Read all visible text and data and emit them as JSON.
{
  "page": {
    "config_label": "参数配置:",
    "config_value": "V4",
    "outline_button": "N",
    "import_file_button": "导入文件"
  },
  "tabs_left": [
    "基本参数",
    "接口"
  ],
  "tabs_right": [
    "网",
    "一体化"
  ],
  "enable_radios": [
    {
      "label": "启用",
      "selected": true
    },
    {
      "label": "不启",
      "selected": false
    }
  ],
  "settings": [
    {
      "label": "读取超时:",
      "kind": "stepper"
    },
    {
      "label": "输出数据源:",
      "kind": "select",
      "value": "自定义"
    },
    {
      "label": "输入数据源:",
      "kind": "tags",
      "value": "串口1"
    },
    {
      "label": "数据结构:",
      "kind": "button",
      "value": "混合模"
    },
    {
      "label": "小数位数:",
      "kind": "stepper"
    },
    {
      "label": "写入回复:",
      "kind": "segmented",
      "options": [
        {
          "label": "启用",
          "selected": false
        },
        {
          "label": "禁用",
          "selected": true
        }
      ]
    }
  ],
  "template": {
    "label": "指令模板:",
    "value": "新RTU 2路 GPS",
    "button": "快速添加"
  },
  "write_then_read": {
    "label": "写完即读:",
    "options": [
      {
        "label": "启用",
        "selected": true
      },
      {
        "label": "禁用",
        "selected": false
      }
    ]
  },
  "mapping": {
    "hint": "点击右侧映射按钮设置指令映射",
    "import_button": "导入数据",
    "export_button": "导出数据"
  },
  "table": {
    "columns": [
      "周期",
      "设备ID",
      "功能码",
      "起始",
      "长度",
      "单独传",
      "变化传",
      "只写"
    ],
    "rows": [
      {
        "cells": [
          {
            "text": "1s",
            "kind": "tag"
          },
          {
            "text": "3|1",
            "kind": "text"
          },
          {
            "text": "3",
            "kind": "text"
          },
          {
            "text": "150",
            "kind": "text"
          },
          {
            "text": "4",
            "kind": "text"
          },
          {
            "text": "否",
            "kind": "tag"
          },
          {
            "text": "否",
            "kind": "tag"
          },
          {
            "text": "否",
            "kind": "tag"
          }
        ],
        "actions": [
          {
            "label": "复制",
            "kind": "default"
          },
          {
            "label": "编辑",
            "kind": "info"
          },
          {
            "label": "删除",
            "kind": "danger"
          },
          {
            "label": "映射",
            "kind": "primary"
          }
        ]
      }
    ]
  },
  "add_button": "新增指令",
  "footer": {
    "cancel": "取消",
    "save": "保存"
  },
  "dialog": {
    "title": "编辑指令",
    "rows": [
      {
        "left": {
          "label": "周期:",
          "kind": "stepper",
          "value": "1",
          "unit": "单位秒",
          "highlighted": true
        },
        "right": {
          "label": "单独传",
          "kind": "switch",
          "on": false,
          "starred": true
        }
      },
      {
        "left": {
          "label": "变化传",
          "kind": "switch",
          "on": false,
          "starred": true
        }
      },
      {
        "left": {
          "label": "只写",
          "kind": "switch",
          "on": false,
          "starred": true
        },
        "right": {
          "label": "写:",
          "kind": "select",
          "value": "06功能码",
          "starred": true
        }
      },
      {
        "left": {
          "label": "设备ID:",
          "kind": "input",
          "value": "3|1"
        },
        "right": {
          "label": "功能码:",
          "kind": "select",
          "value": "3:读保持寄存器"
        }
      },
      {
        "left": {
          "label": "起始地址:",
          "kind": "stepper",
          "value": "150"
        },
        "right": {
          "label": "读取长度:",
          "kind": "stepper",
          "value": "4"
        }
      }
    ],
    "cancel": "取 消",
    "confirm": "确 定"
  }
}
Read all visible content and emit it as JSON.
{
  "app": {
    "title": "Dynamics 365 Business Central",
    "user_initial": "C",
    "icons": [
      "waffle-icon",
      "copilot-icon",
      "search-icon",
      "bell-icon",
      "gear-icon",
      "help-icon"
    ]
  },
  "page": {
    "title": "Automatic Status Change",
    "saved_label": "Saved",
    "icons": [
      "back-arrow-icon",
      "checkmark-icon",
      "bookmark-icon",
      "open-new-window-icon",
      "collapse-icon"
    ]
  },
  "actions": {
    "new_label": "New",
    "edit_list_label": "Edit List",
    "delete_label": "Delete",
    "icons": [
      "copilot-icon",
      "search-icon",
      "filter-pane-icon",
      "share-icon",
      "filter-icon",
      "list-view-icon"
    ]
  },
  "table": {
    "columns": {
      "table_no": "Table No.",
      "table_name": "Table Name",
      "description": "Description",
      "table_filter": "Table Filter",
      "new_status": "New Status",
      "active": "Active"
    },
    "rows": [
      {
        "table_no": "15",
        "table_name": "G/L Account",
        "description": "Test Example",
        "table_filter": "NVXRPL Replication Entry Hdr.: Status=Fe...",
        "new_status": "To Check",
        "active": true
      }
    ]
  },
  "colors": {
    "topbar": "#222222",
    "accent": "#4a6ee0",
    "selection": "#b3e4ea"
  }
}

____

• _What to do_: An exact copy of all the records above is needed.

• _Reply to the exercise_:
Read all visible text and data and emit them as JSON.
{
  "page": {
    "config_label": "参数配置:",
    "config_value": "V4",
    "outline_button": "N",
    "import_file_button": "导入文件"
  },
  "tabs_left": [
    "基本参数",
    "接口"
  ],
  "tabs_right": [
    "网",
    "一体化"
  ],
  "enable_radios": [
    {
      "label": "启用",
      "selected": true
    },
    {
      "label": "不启",
      "selected": false
    }
  ],
  "settings": [
    {
      "label": "读取超时:",
      "kind": "stepper"
    },
    {
      "label": "输出数据源:",
      "kind": "select",
      "value": "自定义"
    },
    {
      "label": "输入数据源:",
      "kind": "tags",
      "value": "串口1"
    },
    {
      "label": "数据结构:",
      "kind": "button",
      "value": "混合模"
    },
    {
      "label": "小数位数:",
      "kind": "stepper"
    },
    {
      "label": "写入回复:",
      "kind": "segmented",
      "options": [
        {
          "label": "启用",
          "selected": false
        },
        {
          "label": "禁用",
          "selected": true
        }
      ]
    }
  ],
  "template": {
    "label": "指令模板:",
    "value": "新RTU 2路 GPS",
    "button": "快速添加"
  },
  "write_then_read": {
    "label": "写完即读:",
    "options": [
      {
        "label": "启用",
        "selected": true
      },
      {
        "label": "禁用",
        "selected": false
      }
    ]
  },
  "mapping": {
    "hint": "点击右侧映射按钮设置指令映射",
    "import_button": "导入数据",
    "export_button": "导出数据"
  },
  "table": {
    "columns": [
      "周期",
      "设备ID",
      "功能码",
      "起始",
      "长度",
      "单独传",
      "变化传",
      "只写"
    ],
    "rows": [
      {
        "cells": [
          {
            "text": "1s",
            "kind": "tag"
          },
          {
            "text": "3|1",
            "kind": "text"
          },
          {
            "text": "3",
            "kind": "text"
          },
          {
            "text": "150",
            "kind": "text"
          },
          {
            "text": "4",
            "kind": "text"
          },
          {
            "text": "否",
            "kind": "tag"
          },
          {
            "text": "否",
            "kind": "tag"
          },
          {
            "text": "否",
            "kind": "tag"
          }
        ],
        "actions": [
          {
            "label": "复制",
            "kind": "default"
          },
          {
            "label": "编辑",
            "kind": "info"
          },
          {
            "label": "删除",
            "kind": "danger"
          },
          {
            "label": "映射",
            "kind": "primary"
          }
        ]
      }
    ]
  },
  "add_button": "新增指令",
  "footer": {
    "cancel": "取消",
    "save": "保存"
  },
  "dialog": {
    "title": "编辑指令",
    "rows": [
      {
        "left": {
          "label": "周期:",
          "kind": "stepper",
          "value": "1",
          "unit": "单位秒",
          "highlighted": true
        },
        "right": {
          "label": "单独传",
          "kind": "switch",
          "on": false,
          "starred": true
        }
      },
      {
        "left": {
          "label": "变化传",
          "kind": "switch",
          "on": false,
          "starred": true
        }
      },
      {
        "left": {
          "label": "只写",
          "kind": "switch",
          "on": false,
          "starred": true
        },
        "right": {
          "label": "写:",
          "kind": "select",
          "value": "06功能码",
          "starred": true
        }
      },
      {
        "left": {
          "label": "设备ID:",
          "kind": "input",
          "value": "3|1"
        },
        "right": {
          "label": "功能码:",
          "kind": "select",
          "value": "3:读保持寄存器"
        }
      },
      {
        "left": {
          "label": "起始地址:",
          "kind": "stepper",
          "value": "150"
        },
        "right": {
          "label": "读取长度:",
          "kind": "stepper",
          "value": "4"
        }
      }
    ],
    "cancel": "取 消",
    "confirm": "确 定"
  }
}
Read all visible content and emit it as JSON.
{
  "app": {
    "title": "Dynamics 365 Business Central",
    "user_initial": "C",
    "icons": [
      "waffle-icon",
      "copilot-icon",
      "search-icon",
      "bell-icon",
      "gear-icon",
      "help-icon"
    ]
  },
  "page": {
    "title": "Automatic Status Change",
    "saved_label": "Saved",
    "icons": [
      "back-arrow-icon",
      "checkmark-icon",
      "bookmark-icon",
      "open-new-window-icon",
      "collapse-icon"
    ]
  },
  "actions": {
    "new_label": "New",
    "edit_list_label": "Edit List",
    "delete_label": "Delete",
    "icons": [
      "copilot-icon",
      "search-icon",
      "filter-pane-icon",
      "share-icon",
      "filter-icon",
      "list-view-icon"
    ]
  },
  "table": {
    "columns": {
      "table_no": "Table No.",
      "table_name": "Table Name",
      "description": "Description",
      "table_filter": "Table Filter",
      "new_status": "New Status",
      "active": "Active"
    },
    "rows": [
      {
        "table_no": "15",
        "table_name": "G/L Account",
        "description": "Test Example",
        "table_filter": "NVXRPL Replication Entry Hdr.: Status=Fe...",
        "new_status": "To Check",
        "active": true
      }
    ]
  },
  "colors": {
    "topbar": "#222222",
    "accent": "#4a6ee0",
    "selection": "#b3e4ea"
  }
}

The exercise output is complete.